Goldman Sachs Group Inc. strategists expect stocks to stage a powerful recovery from their worst sell-off since the 2008 financial crisis, but only after suffering more declines first.

Global equities will likely post a drop of between 20% and 25% from their peak before rebounding, the strategists said. The MSCI All-Country World Index has so far slumped 18% from its February record high through yesterday as fears about the damage from coronavirus and oil price war sent investors rushing out of risk assets.

“At this stage, we think the balance is still more in favor of this being an event-driven bear market, suggesting that the rebound in equity markets will be swift, but from a lower level,” Goldman strategists, including Peter Oppenheimer and Sharon Bell, wrote in a note dated after the U.S. market close on March 9.

While Monday’s market plunge was dramatic, the good news is that bear markets triggered by one-time shocks are milder and shorter than those caused by structural imbalances, such as financial bubbles, or economic reasons, such as higher interest rates, Goldman said.

An event-driven bear market that doesn’t result in a recession on average lasts nine months, compared with 42 months for one that is structural and 27 for the cyclical type, Goldman strategists said. Sell-offs driven by shocks, such as wars or oil price swings, usually see a recovery to the starting point within 15 months in nominal terms, compared with 111 and 50 months for structural and cyclical bear markets respectively.

After rallying 24% in 2019, the MSCI All-Country World Index is down 15% in 2020, with the sell-off wiping out about $11 trillion in market capitalization since the February record high.
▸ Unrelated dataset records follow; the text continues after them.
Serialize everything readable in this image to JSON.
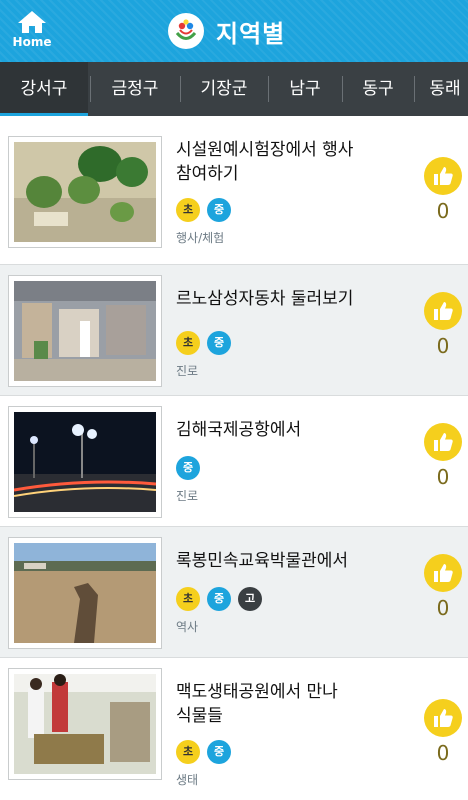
{
  "header": {
    "home_label": "Home",
    "title": "지역별"
  },
  "tabs": [
    "강서구",
    "금정구",
    "기장군",
    "남구",
    "동구",
    "동래"
  ],
  "active_tab": 0,
  "colors": {
    "header": "#1da4dd",
    "tabbar": "#3a4044",
    "badge_cho": "#f5cf1d",
    "badge_jung": "#1da4dd",
    "badge_go": "#3a3f42",
    "like": "#f5cf1d"
  },
  "items": [
    {
      "title_line1": "시설원예시험장에서 행사",
      "title_line2": "참여하기",
      "badges": [
        "초",
        "중"
      ],
      "category": "행사/체험",
      "likes": "0"
    },
    {
      "title_line1": "르노삼성자동차 둘러보기",
      "title_line2": "",
      "badges": [
        "초",
        "중"
      ],
      "category": "진로",
      "likes": "0"
    },
    {
      "title_line1": "김해국제공항에서",
      "title_line2": "",
      "badges": [
        "중"
      ],
      "category": "진로",
      "likes": "0"
    },
    {
      "title_line1": "록봉민속교육박물관에서",
      "title_line2": "",
      "badges": [
        "초",
        "중",
        "고"
      ],
      "category": "역사",
      "likes": "0"
    },
    {
      "title_line1": "맥도생태공원에서 만나",
      "title_line2": "식물들",
      "badges": [
        "초",
        "중"
      ],
      "category": "생태",
      "likes": "0"
    }
  ]
}
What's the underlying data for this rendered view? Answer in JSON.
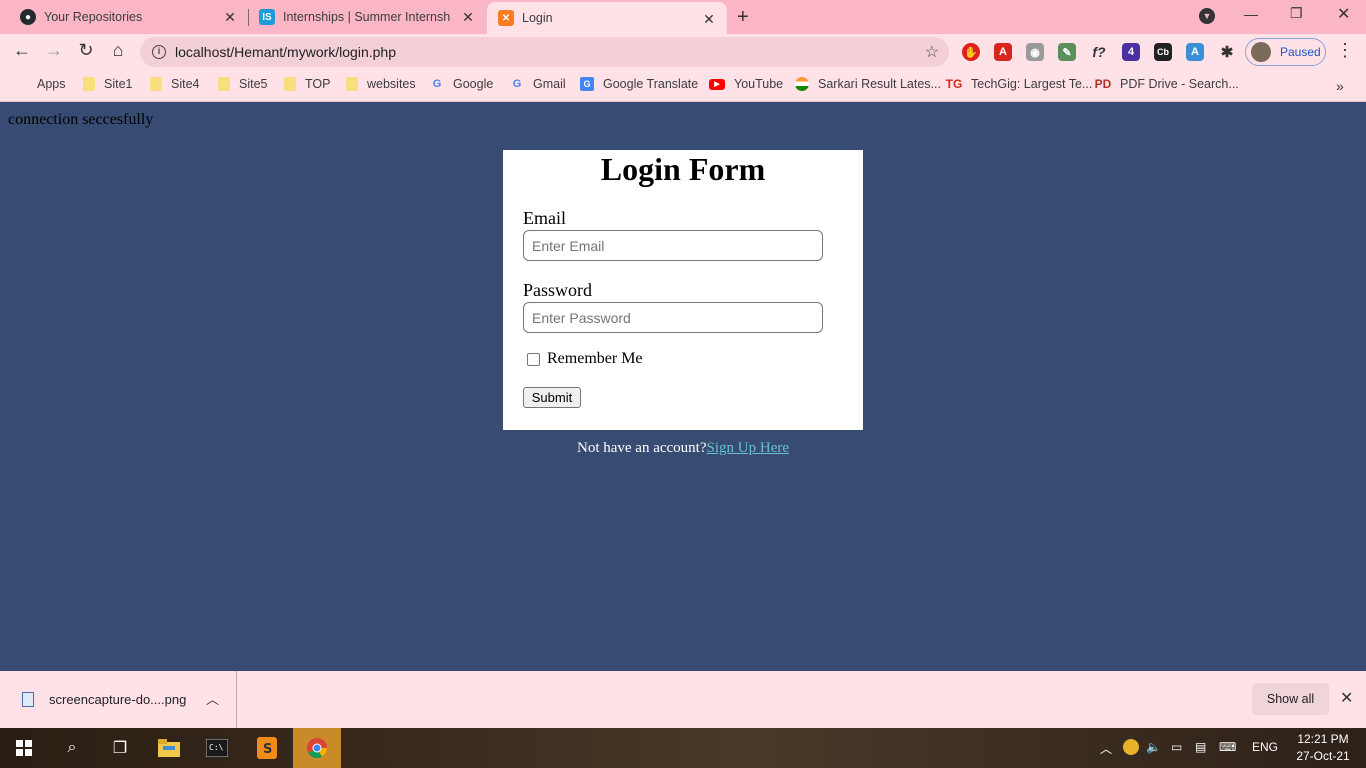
{
  "browser": {
    "tabs": [
      {
        "title": "Your Repositories",
        "icon": "github-icon"
      },
      {
        "title": "Internships | Summer Internship",
        "icon": "internshala-icon"
      },
      {
        "title": "Login",
        "icon": "xampp-icon"
      }
    ],
    "url": "localhost/Hemant/mywork/login.php",
    "profile_label": "Paused",
    "bookmarks": [
      "Apps",
      "Site1",
      "Site4",
      "Site5",
      "TOP",
      "websites",
      "Google",
      "Gmail",
      "Google Translate",
      "YouTube",
      "Sarkari Result Lates...",
      "TechGig: Largest Te...",
      "PDF Drive - Search..."
    ]
  },
  "page": {
    "status_text": "connection seccesfully",
    "form_title": "Login Form",
    "email_label": "Email",
    "email_placeholder": "Enter Email",
    "password_label": "Password",
    "password_placeholder": "Enter Password",
    "remember_label": "Remember Me",
    "submit_label": "Submit",
    "signup_prompt": "Not have an account?",
    "signup_link": "Sign Up Here"
  },
  "downloads": {
    "file_name": "screencapture-do....png",
    "show_all_label": "Show all"
  },
  "taskbar": {
    "language": "ENG",
    "time": "12:21 PM",
    "date": "27-Oct-21"
  },
  "colors": {
    "page_bg": "#374b73",
    "chrome_bg": "#ffe2e8",
    "tabstrip_bg": "#fbb6c6",
    "link": "#66c4c8"
  }
}
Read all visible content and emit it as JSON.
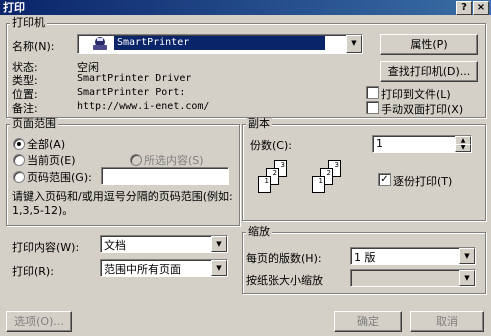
{
  "window": {
    "title": "打印",
    "help_btn": "?",
    "close_btn": "×"
  },
  "printer": {
    "group_label": "打印机",
    "name_label": "名称(N):",
    "name_value": "SmartPrinter",
    "properties_btn": "属性(P)",
    "find_btn": "查找打印机(D)...",
    "status_label": "状态:",
    "status_value": "空闲",
    "type_label": "类型:",
    "type_value": "SmartPrinter Driver",
    "location_label": "位置:",
    "location_value": "SmartPrinter Port:",
    "comment_label": "备注:",
    "comment_value": "http://www.i-enet.com/",
    "print_to_file": {
      "label": "打印到文件(L)",
      "checked": false
    },
    "manual_duplex": {
      "label": "手动双面打印(X)",
      "checked": false
    }
  },
  "page_range": {
    "group_label": "页面范围",
    "all": "全部(A)",
    "current": "当前页(E)",
    "selection": "所选内容(S)",
    "pages": "页码范围(G):",
    "pages_value": "",
    "hint": "请键入页码和/或用逗号分隔的页码范围(例如: 1,3,5-12)。"
  },
  "copies": {
    "group_label": "副本",
    "count_label": "份数(C):",
    "count_value": "1",
    "collate_label": "逐份打印(T)",
    "collate_checked": true,
    "page_numbers": [
      "1",
      "2",
      "3",
      "1",
      "2",
      "3"
    ]
  },
  "print_what": {
    "label": "打印内容(W):",
    "value": "文档"
  },
  "print_opt": {
    "label": "打印(R):",
    "value": "范围中所有页面"
  },
  "zoom": {
    "group_label": "缩放",
    "pages_per_sheet_label": "每页的版数(H):",
    "pages_per_sheet_value": "1 版",
    "scale_label": "按纸张大小缩放"
  },
  "footer": {
    "options_btn": "选项(O)...",
    "ok_btn": "确定",
    "cancel_btn": "取消"
  }
}
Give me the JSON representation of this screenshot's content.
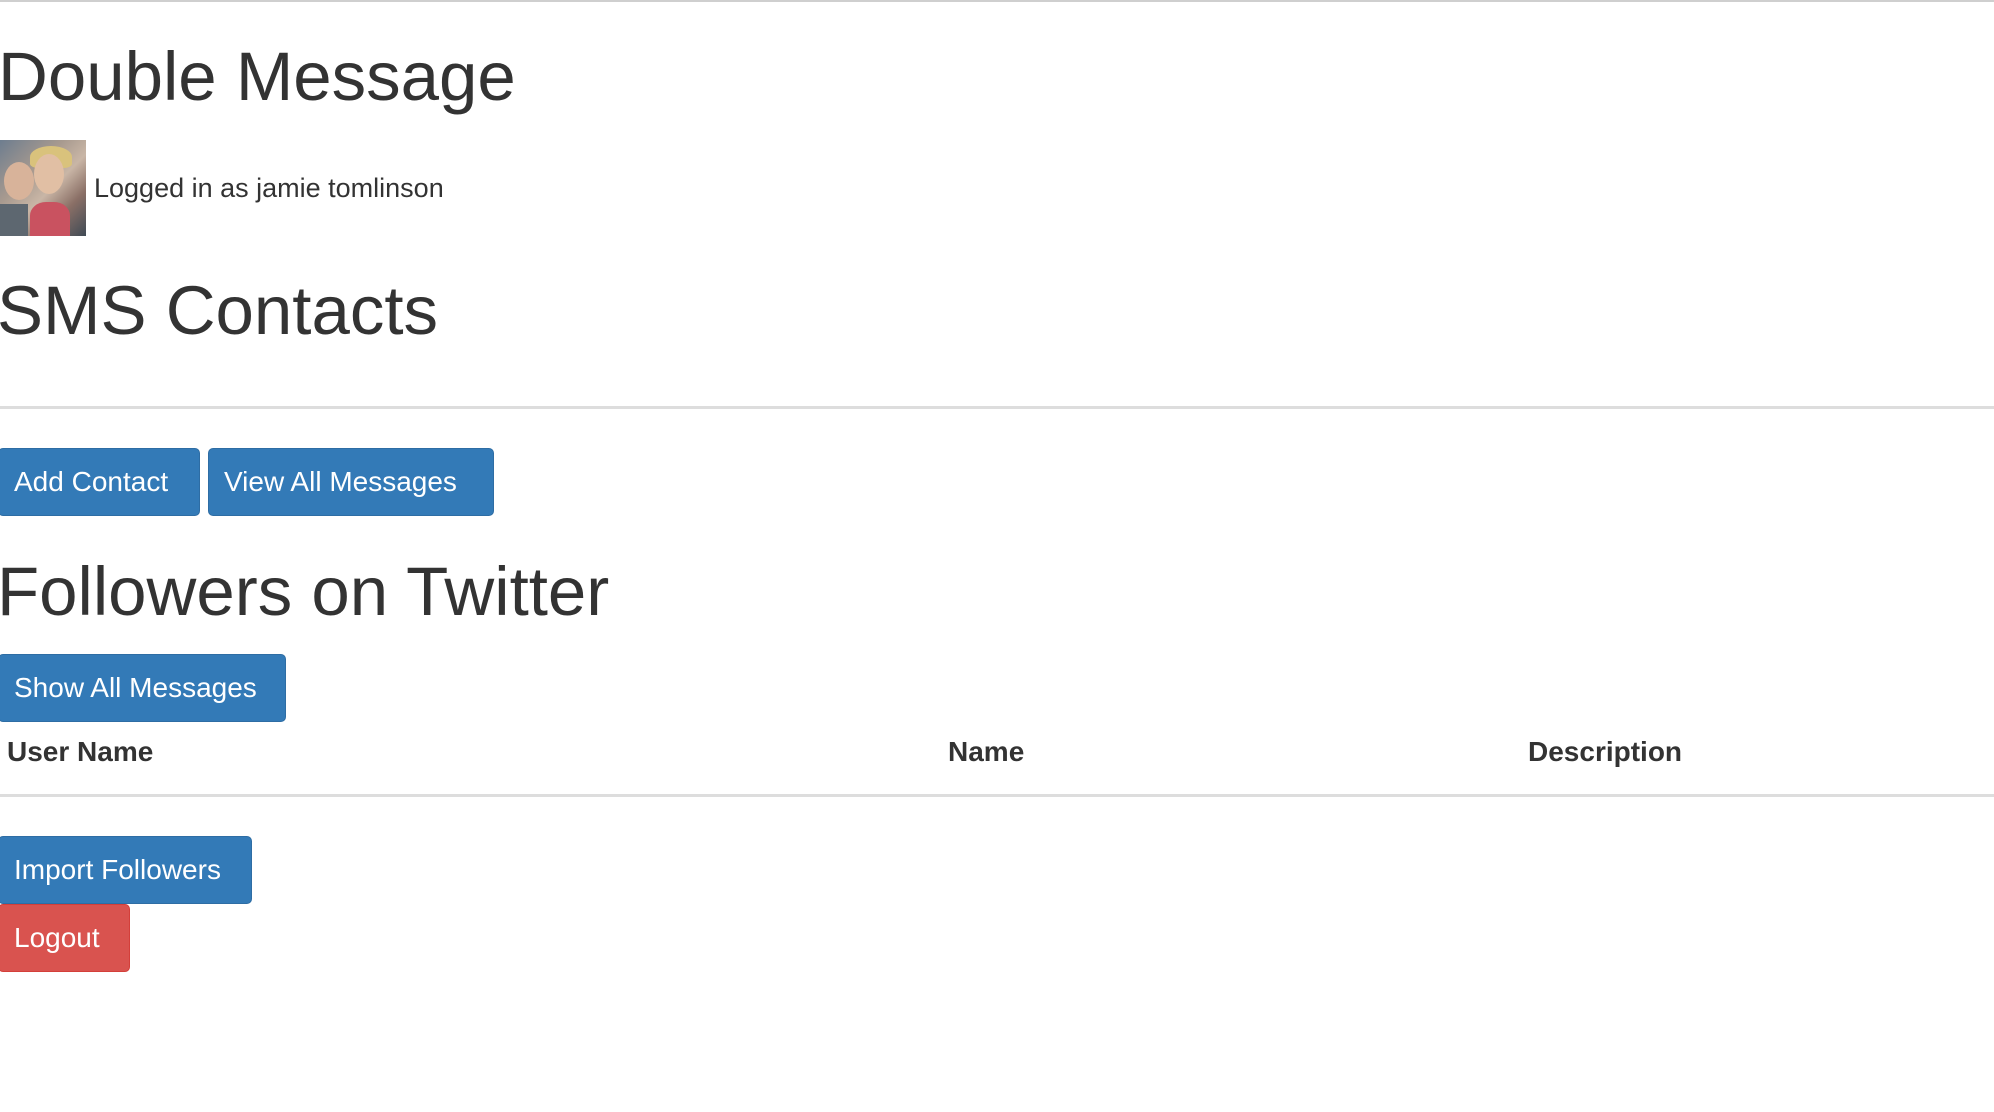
{
  "app": {
    "title": "Double Message"
  },
  "user": {
    "avatar_alt": "profile photo",
    "logged_in_text": "Logged in as jamie tomlinson"
  },
  "sms_contacts": {
    "title": "SMS Contacts",
    "add_contact_label": "Add Contact",
    "view_all_messages_label": "View All Messages"
  },
  "twitter": {
    "title": "Followers on Twitter",
    "show_all_messages_label": "Show All Messages",
    "table": {
      "columns": [
        "User Name",
        "Name",
        "Description"
      ],
      "rows": []
    },
    "import_followers_label": "Import Followers"
  },
  "session": {
    "logout_label": "Logout"
  },
  "colors": {
    "primary": "#337ab7",
    "danger": "#d9534f",
    "text": "#333333",
    "rule": "#dddddd"
  }
}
Global stocks rose on Tuesday, trimming some of the Monday losses, after President Donald Trump said he would announce “substantial” economic measures to combat the fallout from the coronavirus and as Germany’s banking watchdogs debated relief for lenders.

Pressure is also building on central banks around the world to step up their support measures to limit the fallout from the coronavirus. The Federal Reserve on Monday lifted the amount of temporary cash it’s willing to provide markets, less than a week since the policy makers executed an emergency interest-rate cut.

Goldman strategists note that the current market plunge is unique because no other event-driven bear market has been triggered by a virus, and coincided with such low interest rates, making it unclear whether a monetary response will be effective.

This article was provided by Bloomberg News.